As far as colleges are concerned, Mr McCann added: "More than ever before, traditional dominance and traditional ways of working are increasingly under threat from more adaptable, and faster-moving, competitors."
He suggests that one of the essential ingredients of being creative, thinking flexibly, is an area where FE has performed well. "Most practitioners in Scotland's colleges will be doing things now which they weren't doing even a few years ago. Thinking flexibly is exactly how we have managed to move so much in so short a time."
Marilyn Fryer, who heads the Leeds-based Creativity Centre, told the conference that creative education helps people cope with challenges "both positive and negative". It also eases the ability to manage uncertainty and change.
Graham Jeffery, who has been involved in leading "creative partnerships" with different organisations in London, suggested a key necessity was to help lecturers and learners develop an understanding of risk.
"That doesn't mean 'anything goes'," Mr Jeffery said. "An ethic of partnership and entrepreneurship is required, linked to vision and strategy.
"Learning to live on the edge and on boundaries: that is where creativity occurs."
Mr Jeffery, whose book The Creative College is published next year, reminded colleges that students need to have opportunities to be listened to and develop their own creative ideas - "and for those ideas to be valued and respected."

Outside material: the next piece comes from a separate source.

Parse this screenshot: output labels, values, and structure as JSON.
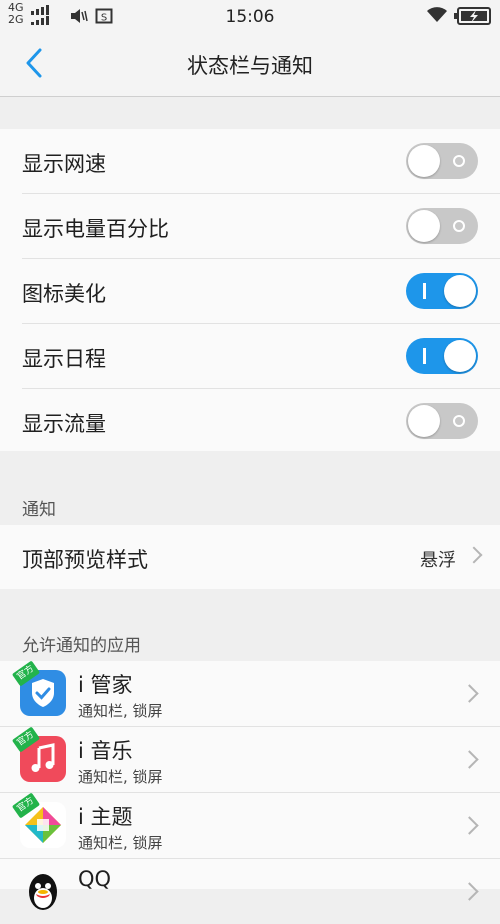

The conference also heard from an expert on social entrepreneurship that it must be part of the creative thinking landscape. Jackie Scutt, director of the newly-founded Social Enterprise Academy, saw colleges and others as having "a triple bottom line (of) social, environmental and economic profit".